Common Chronic Illnesses

A chronic illness can be severe and life-threatening. They also can progress over time reducing your qualify of life or you ability to function, maintain employment, and care for yourself. Others require expensive medical treatment or create invisible disabilities which are not readily apparent to friends and family. Unfortunately, many chronic conditions will create mental, physical, and financial challenges that can cause fear, concern, and embarrassment. Unfortunately, they may also require your family and friends to help care for you. So what are the most common types of chronic illnesses? Common chronic illnesses include cancer, diabetes, heart conditions, multiple sclerosis, cerebral palsy, severe asthma, and chronic fatigue, each varying in severity and requiring different types of treatment.

Can I get SSDI for my Chronic Illness?

Many chronic conditions may qualify for Social Security Disability Insurance. Social Security Disability Insurance or SSDI is offered to claimants who have a severe mental or physical health condition which is expected to last at least 12 continuous months and does not allow the claimant to perform substantial gainful activity. Claimants must also meet nonmedical requirements, including earning sufficient work credits to be considered “insured” by the Social Security Administration. If you have not met the nonmedical requirements the severity of your condition will not matter; you will be denied SSDI.

Is my Chronic Illness disabling?

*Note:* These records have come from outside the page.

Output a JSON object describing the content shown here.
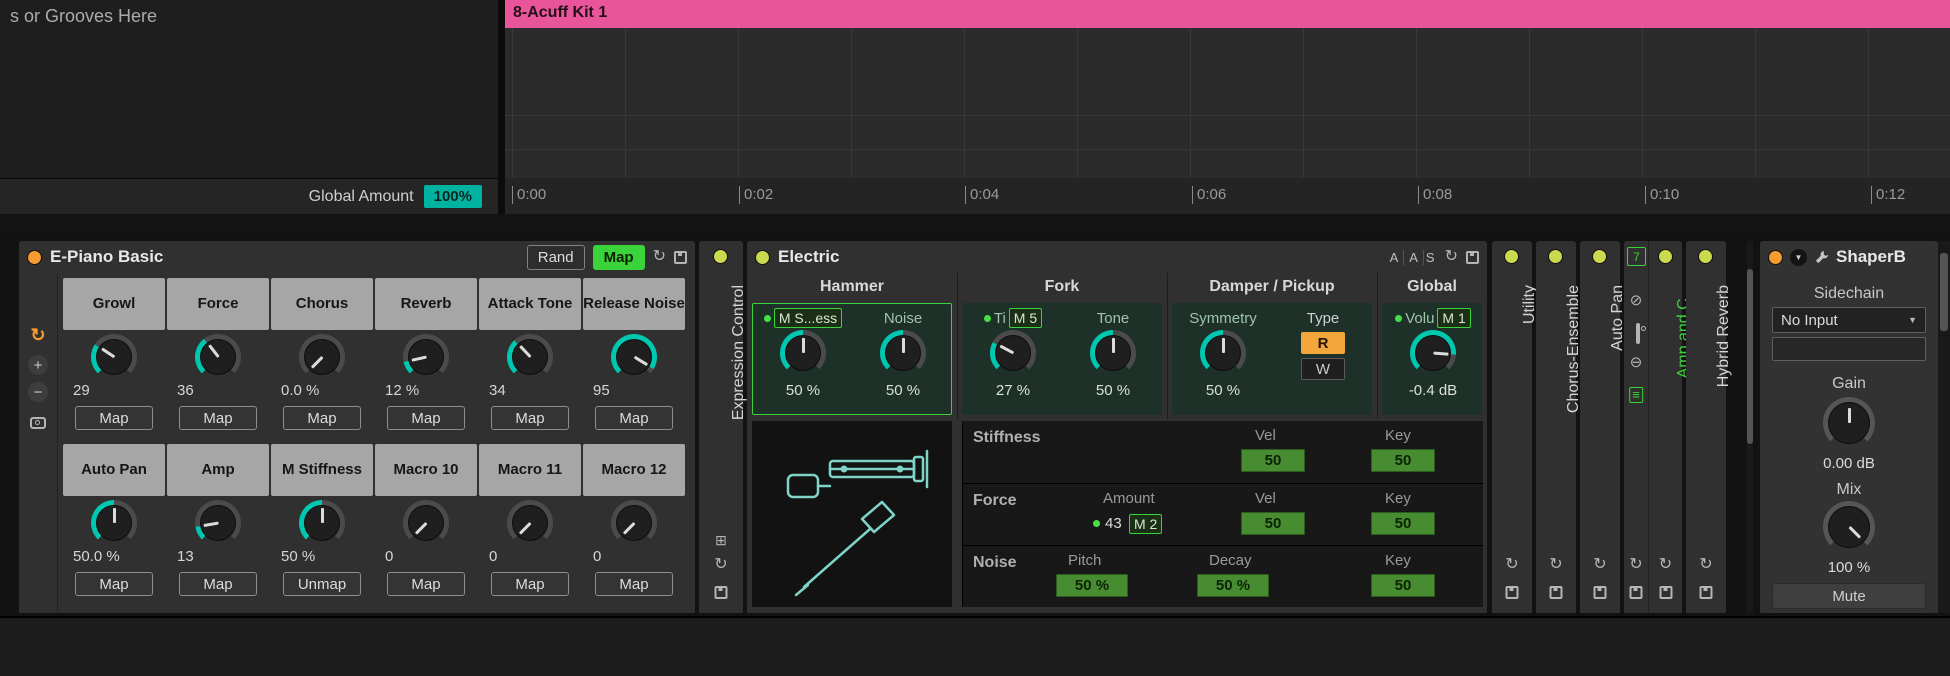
{
  "colors": {
    "teal": "#00c7b0",
    "green": "#3ad43a",
    "orange": "#f59b31",
    "pink": "#e9559b",
    "badge_teal": "#00b3a0"
  },
  "top": {
    "hint": "s or Grooves Here",
    "global_amount_label": "Global Amount",
    "global_amount_value": "100%",
    "clip_name": "8-Acuff Kit 1",
    "ticks": [
      "0:00",
      "0:02",
      "0:04",
      "0:06",
      "0:08",
      "0:10",
      "0:12"
    ]
  },
  "epiano": {
    "title": "E-Piano Basic",
    "rand": "Rand",
    "map": "Map",
    "row1": [
      {
        "name": "Growl",
        "value": "29",
        "pct": 29,
        "btn": "Map"
      },
      {
        "name": "Force",
        "value": "36",
        "pct": 36,
        "btn": "Map"
      },
      {
        "name": "Chorus",
        "value": "0.0 %",
        "pct": 0,
        "btn": "Map"
      },
      {
        "name": "Reverb",
        "value": "12 %",
        "pct": 12,
        "btn": "Map"
      },
      {
        "name": "Attack Tone",
        "value": "34",
        "pct": 34,
        "btn": "Map"
      },
      {
        "name": "Release Noise",
        "value": "95",
        "pct": 95,
        "btn": "Map"
      }
    ],
    "row2": [
      {
        "name": "Auto Pan",
        "value": "50.0 %",
        "pct": 50,
        "btn": "Map"
      },
      {
        "name": "Amp",
        "value": "13",
        "pct": 13,
        "btn": "Map"
      },
      {
        "name": "M Stiffness",
        "value": "50 %",
        "pct": 50,
        "btn": "Unmap"
      },
      {
        "name": "Macro 10",
        "value": "0",
        "pct": 0,
        "btn": "Map"
      },
      {
        "name": "Macro 11",
        "value": "0",
        "pct": 0,
        "btn": "Map"
      },
      {
        "name": "Macro 12",
        "value": "0",
        "pct": 0,
        "btn": "Map"
      }
    ]
  },
  "expression": {
    "title": "Expression Control"
  },
  "electric": {
    "title": "Electric",
    "brand": [
      "A",
      "A",
      "S"
    ],
    "sections": {
      "hammer": "Hammer",
      "fork": "Fork",
      "damper": "Damper / Pickup",
      "global": "Global"
    },
    "hammer": {
      "p1_label": "M S...ess",
      "p1_value": "50 %",
      "p1_pct": 50,
      "p2_label": "Noise",
      "p2_value": "50 %",
      "p2_pct": 50
    },
    "fork": {
      "p1_label": "Ti",
      "p1_box": "M 5",
      "p1_value": "27 %",
      "p1_pct": 27,
      "p2_label": "Tone",
      "p2_value": "50 %",
      "p2_pct": 50
    },
    "damper": {
      "p1_label": "Symmetry",
      "p1_value": "50 %",
      "p1_pct": 50,
      "type_label": "Type",
      "r": "R",
      "w": "W"
    },
    "global": {
      "label": "Volu",
      "box": "M 1",
      "value": "-0.4 dB",
      "pct": 85
    },
    "table": {
      "stiffness": {
        "name": "Stiffness",
        "vel_h": "Vel",
        "vel": "50",
        "key_h": "Key",
        "key": "50"
      },
      "force": {
        "name": "Force",
        "amount_h": "Amount",
        "amount": "43",
        "amount_box": "M 2",
        "vel_h": "Vel",
        "vel": "50",
        "key_h": "Key",
        "key": "50"
      },
      "noise": {
        "name": "Noise",
        "pitch_h": "Pitch",
        "pitch": "50 %",
        "decay_h": "Decay",
        "decay": "50 %",
        "key_h": "Key",
        "key": "50"
      }
    }
  },
  "collapsed": {
    "utility": "Utility",
    "chorus": "Chorus-Ensemble",
    "autopan": "Auto Pan",
    "amp": "Amp and C...",
    "amp_badge": "7",
    "hybrid": "Hybrid Reverb"
  },
  "shaper": {
    "title": "ShaperBo",
    "sidechain": "Sidechain",
    "input": "No Input",
    "gain_label": "Gain",
    "gain_value": "0.00 dB",
    "gain_pct": 50,
    "mix_label": "Mix",
    "mix_value": "100 %",
    "mix_pct": 100,
    "mute": "Mute"
  }
}
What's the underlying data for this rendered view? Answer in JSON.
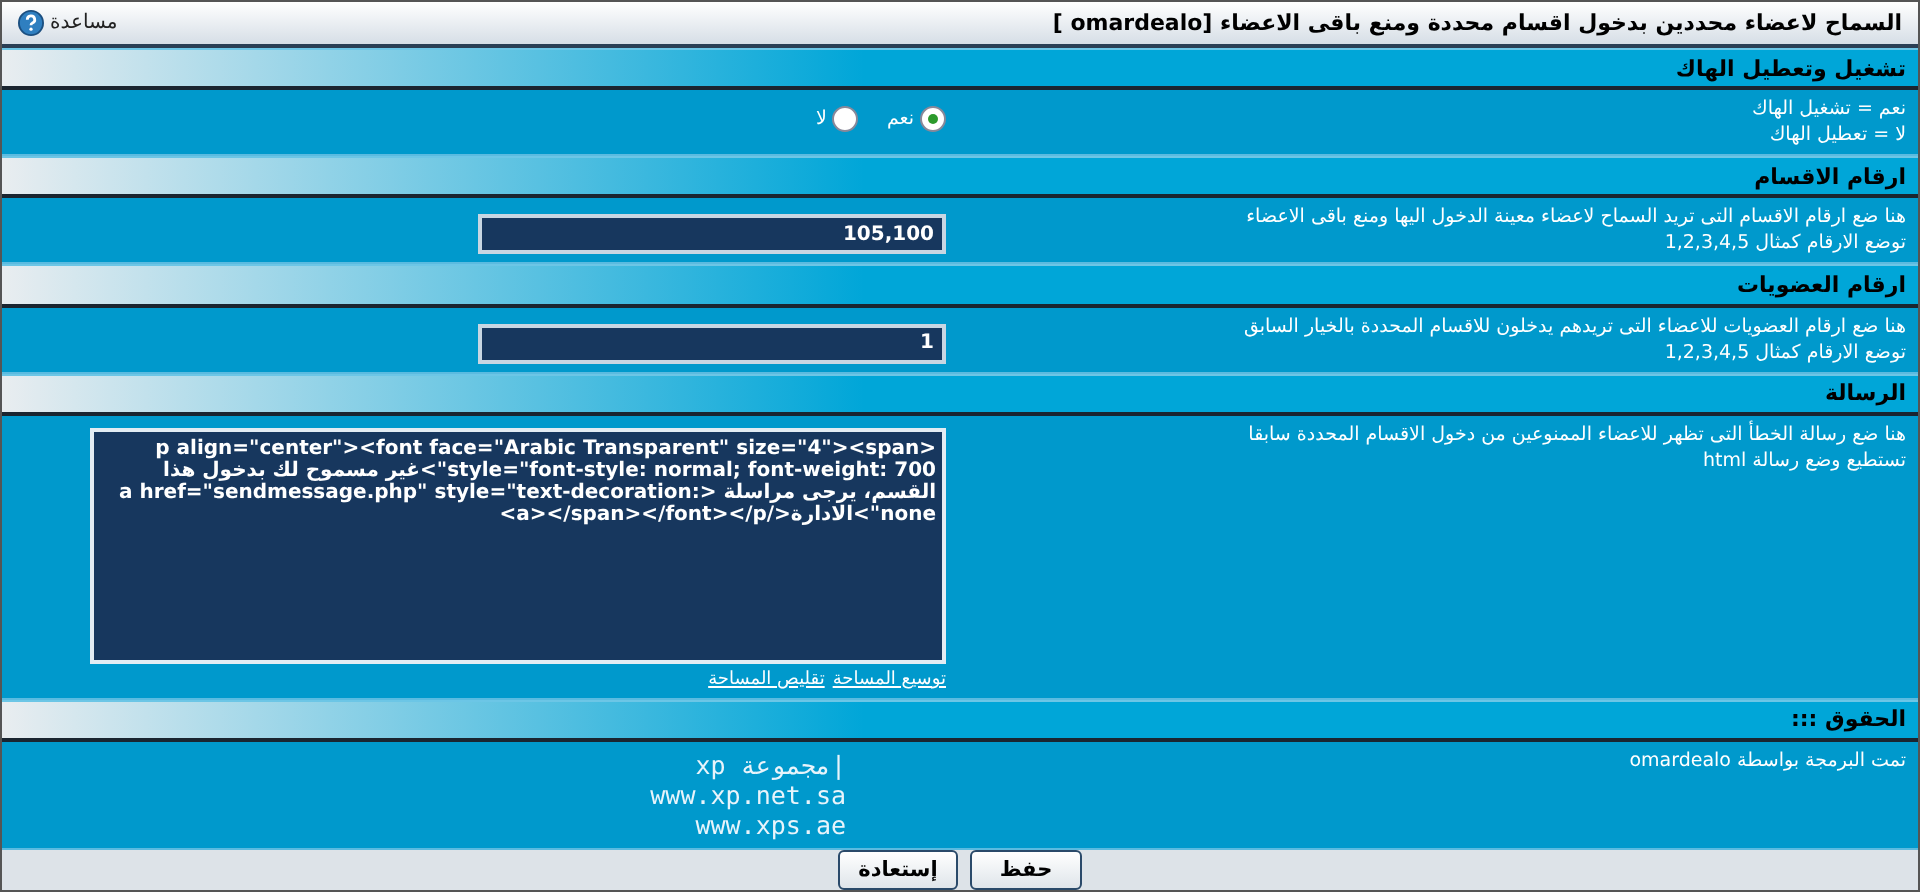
{
  "window": {
    "title": "السماح لاعضاء محددين بدخول اقسام محددة ومنع باقى الاعضاء [omardealo ]",
    "help_link": "مساعدة"
  },
  "sections": [
    {
      "kind": "radio",
      "title": "تشغيل وتعطيل الهاك",
      "description": [
        "نعم = تشغيل الهاك",
        "لا = تعطيل الهاك"
      ],
      "options": [
        {
          "label": "نعم",
          "selected": true
        },
        {
          "label": "لا",
          "selected": false
        }
      ]
    },
    {
      "kind": "input",
      "title": "ارقام الاقسام",
      "description": [
        "هنا ضع ارقام الاقسام التى تريد السماح لاعضاء معينة الدخول اليها ومنع باقى الاعضاء",
        "توضع الارقام كمثال 1,2,3,4,5"
      ],
      "value": "105,100"
    },
    {
      "kind": "input",
      "title": "ارقام العضويات",
      "description": [
        "هنا ضع ارقام العضويات للاعضاء التى تريدهم يدخلون للاقسام المحددة بالخيار السابق",
        "توضع الارقام كمثال 1,2,3,4,5"
      ],
      "value": "1"
    },
    {
      "kind": "textarea",
      "title": "الرسالة",
      "description": [
        "هنا ضع رسالة الخطأ التى تظهر للاعضاء الممنوعين من دخول الاقسام المحددة سابقا",
        "تستطيع وضع رسالة html"
      ],
      "value": "<p align=\"center\"><font face=\"Arabic Transparent\" size=\"4\"><span style=\"font-style: normal; font-weight: 700\">غير مسموح لك بدخول هذا القسم، يرجى مراسلة <a href=\"sendmessage.php\" style=\"text-decoration: none\">الادارة</a></span></font></p>",
      "links": [
        "توسيع المساحة",
        "تقليص المساحة"
      ]
    },
    {
      "kind": "credits",
      "title": "الحقوق :::",
      "description": [
        "تمت البرمجة بواسطة omardealo"
      ],
      "lines": [
        "|مجموعة xp",
        "www.xp.net.sa",
        "www.xps.ae"
      ]
    }
  ],
  "buttons": [
    "حفظ",
    "إستعادة"
  ]
}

  So how do you know if your condition is disabling and whether it is severe enough to win SSDI benefits? The first step is to review the SSA Listing of Impairments. This is a listing of all of the conditions the SSA considers disabling and their corresponding symptoms. The good news is many chronic illnesses are listed in the guide. If your condition is listed, however, your work does not stop there. You will also need to ensure that your medical records clearly outline your symptoms and the limitations you have to work. For example, if you have multiple sclerosis your condition will be evaluated under 11.00 Neurological in the SSA Listing of Impairments, Section 11.09. In order to meet the listing the SSA will determine if you have difficulty walking or using your hands because of significant impairments of at least two limbs, including partial paralysis of your limbs, tremors, or involuntary movements. Or they will determine if you have severe fatigue or muscle weakness, a decrease in your vision that cannot be corrected, or a mental disorder which causes severe memory loss, decreased intelligence, or mood disturbance. If you continue to have questions about your condition or whether you meet a listing you can discuss your case with a doctor or a disability lawyer.